YOUR GOAL
The lines below may contain the word "title". Please count those that do and give the number alone.

Items from an interface collection:
[Start of Attachment]
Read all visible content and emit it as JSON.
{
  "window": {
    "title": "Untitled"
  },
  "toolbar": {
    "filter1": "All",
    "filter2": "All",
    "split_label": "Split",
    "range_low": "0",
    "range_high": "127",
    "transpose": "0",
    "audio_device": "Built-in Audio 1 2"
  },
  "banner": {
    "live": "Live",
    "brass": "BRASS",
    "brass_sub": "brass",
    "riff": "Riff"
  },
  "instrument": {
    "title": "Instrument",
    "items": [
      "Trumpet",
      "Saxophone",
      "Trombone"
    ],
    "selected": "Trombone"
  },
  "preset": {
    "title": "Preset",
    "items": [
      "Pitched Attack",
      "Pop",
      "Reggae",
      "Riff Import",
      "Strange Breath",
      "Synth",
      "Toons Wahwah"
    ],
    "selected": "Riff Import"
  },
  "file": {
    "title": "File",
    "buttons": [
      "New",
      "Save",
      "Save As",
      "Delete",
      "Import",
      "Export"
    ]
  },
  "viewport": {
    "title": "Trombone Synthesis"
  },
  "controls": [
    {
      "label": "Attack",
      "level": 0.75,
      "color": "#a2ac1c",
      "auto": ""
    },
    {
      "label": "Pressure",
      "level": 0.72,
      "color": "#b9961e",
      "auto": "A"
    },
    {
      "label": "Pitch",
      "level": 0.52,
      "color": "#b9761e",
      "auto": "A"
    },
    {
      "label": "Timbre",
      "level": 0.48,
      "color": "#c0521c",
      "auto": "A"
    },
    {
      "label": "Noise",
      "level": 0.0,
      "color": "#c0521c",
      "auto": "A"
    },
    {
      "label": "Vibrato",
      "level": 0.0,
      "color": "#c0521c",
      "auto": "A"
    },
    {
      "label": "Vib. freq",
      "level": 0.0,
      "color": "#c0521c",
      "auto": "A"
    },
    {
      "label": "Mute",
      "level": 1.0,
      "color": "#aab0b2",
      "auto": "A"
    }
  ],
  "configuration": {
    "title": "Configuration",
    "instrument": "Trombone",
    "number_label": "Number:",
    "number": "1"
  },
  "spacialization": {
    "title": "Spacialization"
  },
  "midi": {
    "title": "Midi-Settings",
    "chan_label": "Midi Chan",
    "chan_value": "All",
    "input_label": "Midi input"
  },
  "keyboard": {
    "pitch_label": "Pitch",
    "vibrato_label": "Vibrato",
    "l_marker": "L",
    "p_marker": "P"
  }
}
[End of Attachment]
SOLVED EXERCISE
8